-- Opening Marker --

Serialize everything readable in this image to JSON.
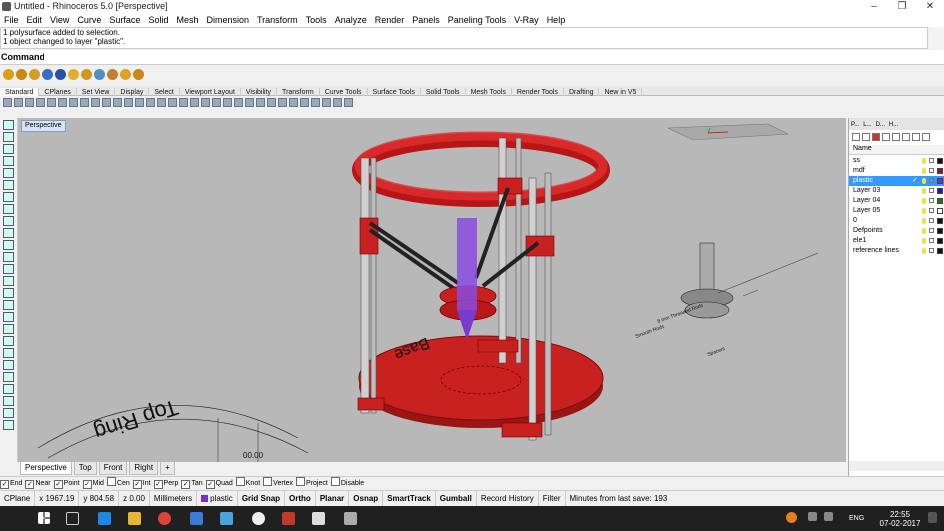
{
  "window": {
    "title": "Untitled - Rhinoceros 5.0  [Perspective]",
    "minimize": "–",
    "maximize": "❐",
    "close": "✕"
  },
  "menu": [
    "File",
    "Edit",
    "View",
    "Curve",
    "Surface",
    "Solid",
    "Mesh",
    "Dimension",
    "Transform",
    "Tools",
    "Analyze",
    "Render",
    "Panels",
    "Paneling Tools",
    "V-Ray",
    "Help"
  ],
  "history": [
    "1 polysurface added to selection.",
    "1 object changed to layer \"plastic\"."
  ],
  "command": {
    "label": "Command:",
    "value": ""
  },
  "toolbar_tabs": [
    "Standard",
    "CPlanes",
    "Set View",
    "Display",
    "Select",
    "Viewport Layout",
    "Visibility",
    "Transform",
    "Curve Tools",
    "Surface Tools",
    "Solid Tools",
    "Mesh Tools",
    "Render Tools",
    "Drafting",
    "New in V5"
  ],
  "viewport": {
    "title": "Perspective",
    "label_base": "Base",
    "label_top_ring": "Top Ring",
    "dim_text": "00.00",
    "note_lines": [
      "8 mm Threaded Rods",
      "Smooth Rods",
      "Spacers"
    ]
  },
  "viewport_tabs": [
    "Perspective",
    "Top",
    "Front",
    "Right",
    "+"
  ],
  "osnap": [
    {
      "label": "End",
      "checked": true
    },
    {
      "label": "Near",
      "checked": true
    },
    {
      "label": "Point",
      "checked": true
    },
    {
      "label": "Mid",
      "checked": true
    },
    {
      "label": "Cen",
      "checked": false
    },
    {
      "label": "Int",
      "checked": true
    },
    {
      "label": "Perp",
      "checked": true
    },
    {
      "label": "Tan",
      "checked": true
    },
    {
      "label": "Quad",
      "checked": true
    },
    {
      "label": "Knot",
      "checked": false
    },
    {
      "label": "Vertex",
      "checked": false
    },
    {
      "label": "Project",
      "checked": false
    },
    {
      "label": "Disable",
      "checked": false
    }
  ],
  "status": {
    "cplane": "CPlane",
    "x": "x 1967.19",
    "y": "y 804.58",
    "z": "z 0.00",
    "units": "Millimeters",
    "layer": "plastic",
    "toggles": [
      "Grid Snap",
      "Ortho",
      "Planar",
      "Osnap",
      "SmartTrack",
      "Gumball",
      "Record History",
      "Filter"
    ],
    "save_info": "Minutes from last save: 193"
  },
  "panel": {
    "tabs": [
      "P...",
      "L...",
      "D...",
      "H..."
    ],
    "header": "Name",
    "layers": [
      {
        "name": "ss",
        "color": "#111111",
        "selected": false,
        "current": false
      },
      {
        "name": "mdf",
        "color": "#8b1a1a",
        "selected": false,
        "current": false
      },
      {
        "name": "plastic",
        "color": "#7b2fbe",
        "selected": true,
        "current": true
      },
      {
        "name": "Layer 03",
        "color": "#1a1acc",
        "selected": false,
        "current": false
      },
      {
        "name": "Layer 04",
        "color": "#1a7a1a",
        "selected": false,
        "current": false
      },
      {
        "name": "Layer 05",
        "color": "#ffffff",
        "selected": false,
        "current": false
      },
      {
        "name": "0",
        "color": "#111111",
        "selected": false,
        "current": false
      },
      {
        "name": "Defpoints",
        "color": "#111111",
        "selected": false,
        "current": false
      },
      {
        "name": "ele1",
        "color": "#111111",
        "selected": false,
        "current": false
      },
      {
        "name": "reference lines",
        "color": "#111111",
        "selected": false,
        "current": false
      }
    ],
    "current_mark": "✓"
  },
  "taskbar": {
    "time": "22:55",
    "date": "07-02-2017",
    "lang": "ENG"
  }
}
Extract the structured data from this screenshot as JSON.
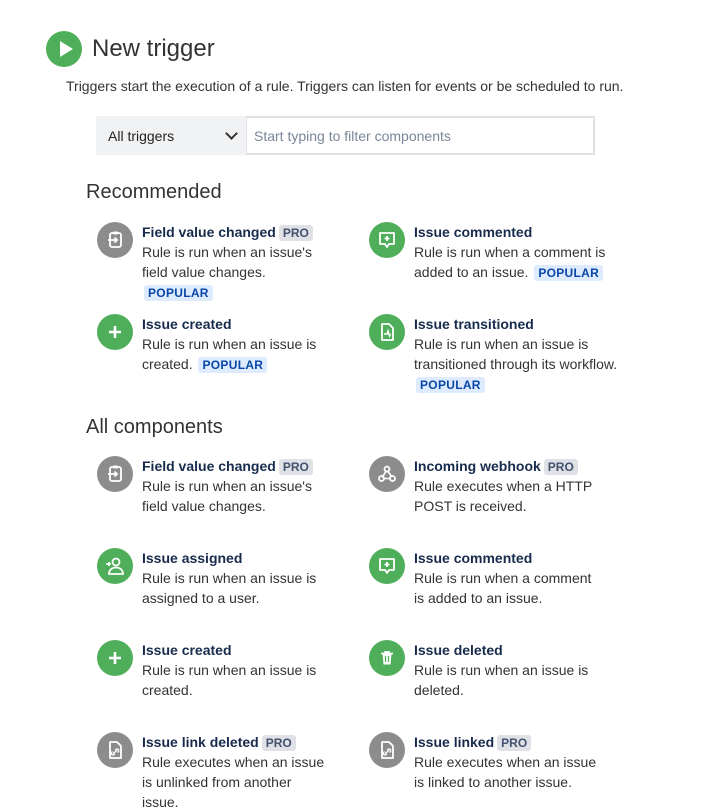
{
  "header": {
    "title": "New trigger",
    "description": "Triggers start the execution of a rule. Triggers can listen for events or be scheduled to run."
  },
  "filter": {
    "select_value": "All triggers",
    "placeholder": "Start typing to filter components"
  },
  "badges": {
    "pro": "PRO",
    "popular": "POPULAR"
  },
  "recommended": {
    "title": "Recommended",
    "items": [
      {
        "name": "Field value changed",
        "desc": "Rule is run when an issue's field value changes.",
        "icon": "field-change-icon"
      },
      {
        "name": "Issue commented",
        "desc": "Rule is run when a comment is added to an issue.",
        "icon": "comment-icon"
      },
      {
        "name": "Issue created",
        "desc": "Rule is run when an issue is created.",
        "icon": "plus-icon"
      },
      {
        "name": "Issue transitioned",
        "desc": "Rule is run when an issue is transitioned through its workflow.",
        "icon": "transition-icon"
      }
    ]
  },
  "all": {
    "title": "All components",
    "items": [
      {
        "name": "Field value changed",
        "desc": "Rule is run when an issue's field value changes.",
        "icon": "field-change-icon"
      },
      {
        "name": "Incoming webhook",
        "desc": "Rule executes when a HTTP POST is received.",
        "icon": "webhook-icon"
      },
      {
        "name": "Issue assigned",
        "desc": "Rule is run when an issue is assigned to a user.",
        "icon": "user-icon"
      },
      {
        "name": "Issue commented",
        "desc": "Rule is run when a comment is added to an issue.",
        "icon": "comment-icon"
      },
      {
        "name": "Issue created",
        "desc": "Rule is run when an issue is created.",
        "icon": "plus-icon"
      },
      {
        "name": "Issue deleted",
        "desc": "Rule is run when an issue is deleted.",
        "icon": "trash-icon"
      },
      {
        "name": "Issue link deleted",
        "desc": "Rule executes when an issue is unlinked from another issue.",
        "icon": "link-icon"
      },
      {
        "name": "Issue linked",
        "desc": "Rule executes when an issue is linked to another issue.",
        "icon": "link-icon"
      }
    ]
  },
  "colors": {
    "green": "#4fae5a",
    "grey": "#8c8c8c",
    "popular_bg": "#deebff",
    "popular_fg": "#0747a6"
  }
}
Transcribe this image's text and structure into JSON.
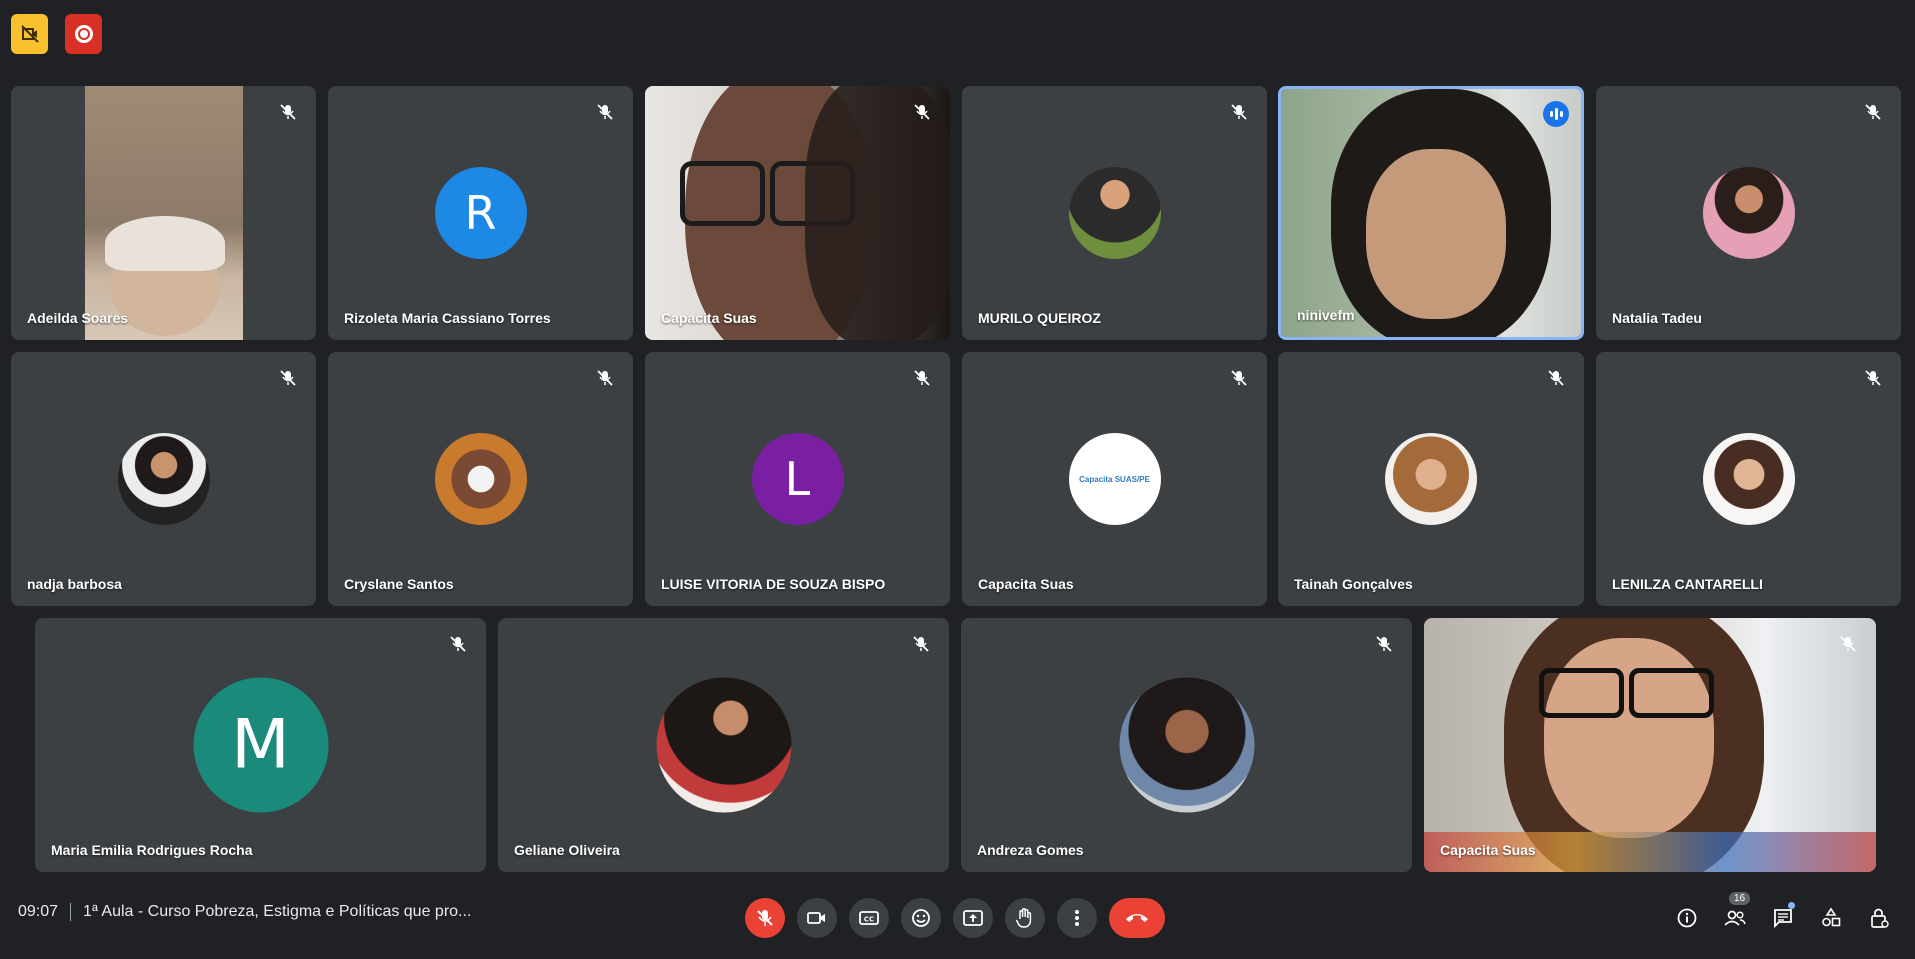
{
  "meeting": {
    "time": "09:07",
    "title": "1ª Aula - Curso Pobreza, Estigma e Políticas que pro..."
  },
  "participants_count": "16",
  "tiles": [
    {
      "name": "Adeilda Soares",
      "kind": "video"
    },
    {
      "name": "Rizoleta Maria Cassiano Torres",
      "kind": "letter",
      "letter": "R",
      "color": "#1e88e5"
    },
    {
      "name": "Capacita Suas",
      "kind": "video"
    },
    {
      "name": "MURILO QUEIROZ",
      "kind": "photo"
    },
    {
      "name": "ninivefm",
      "kind": "video",
      "speaking": true
    },
    {
      "name": "Natalia Tadeu",
      "kind": "photo"
    },
    {
      "name": "nadja barbosa",
      "kind": "photo"
    },
    {
      "name": "Cryslane Santos",
      "kind": "photo"
    },
    {
      "name": "LUISE VITORIA DE SOUZA BISPO",
      "kind": "letter",
      "letter": "L",
      "color": "#7b1fa2"
    },
    {
      "name": "Capacita Suas",
      "kind": "logo",
      "logo_text": "Capacita SUAS/PE"
    },
    {
      "name": "Tainah Gonçalves",
      "kind": "photo"
    },
    {
      "name": "LENILZA CANTARELLI",
      "kind": "photo"
    },
    {
      "name": "Maria Emilia Rodrigues Rocha",
      "kind": "letter",
      "letter": "M",
      "color": "#1a8a7a"
    },
    {
      "name": "Geliane Oliveira",
      "kind": "photo"
    },
    {
      "name": "Andreza Gomes",
      "kind": "photo"
    },
    {
      "name": "Capacita Suas",
      "kind": "video"
    }
  ],
  "colors": {
    "background": "#202124",
    "tile": "#3c4043",
    "end_call": "#ea4335",
    "active_border": "#8ab4f8"
  }
}
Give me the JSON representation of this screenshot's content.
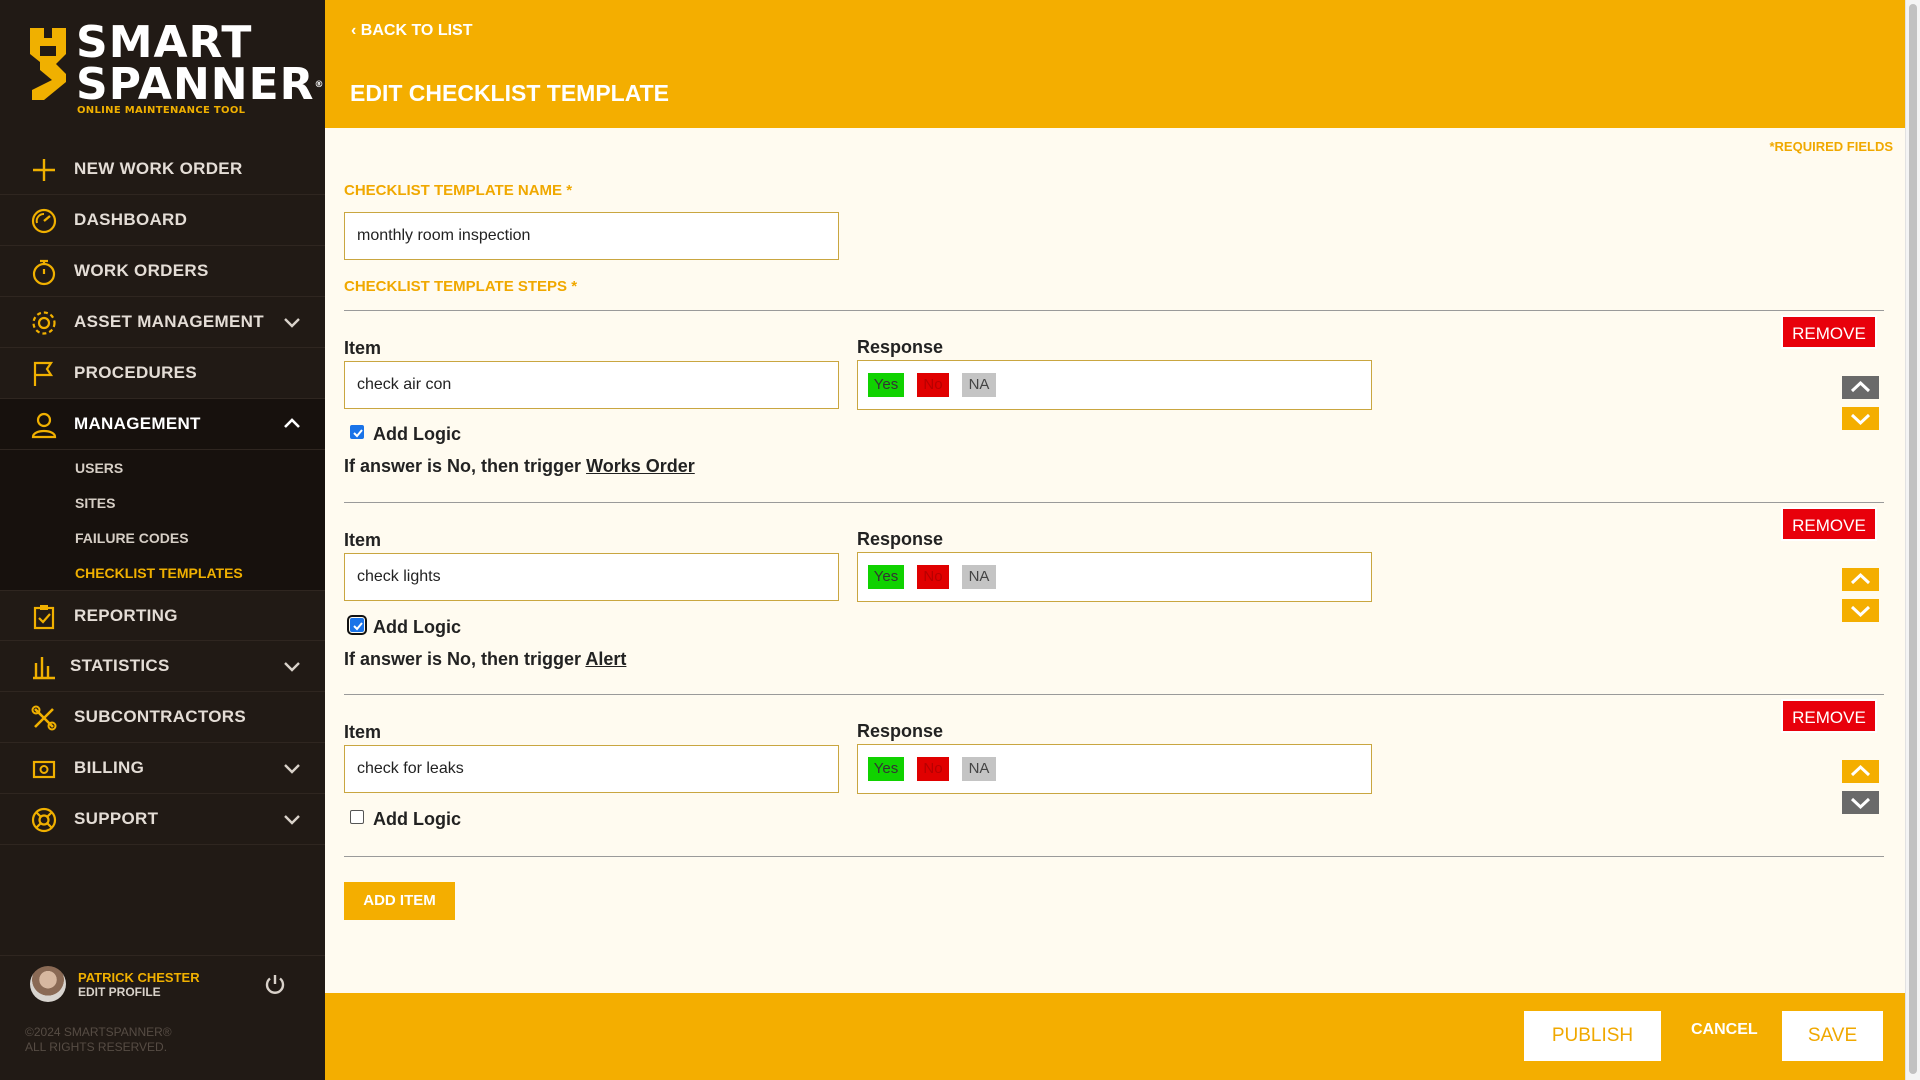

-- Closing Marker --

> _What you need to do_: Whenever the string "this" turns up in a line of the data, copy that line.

> _Solved exercise_:
Serialize everything readable in this image to JSON.
Extract the structured data from this screenshot as JSON.
Transcribe this image's text and structure into JSON.
Give me the JSON representation of this screenshot's content.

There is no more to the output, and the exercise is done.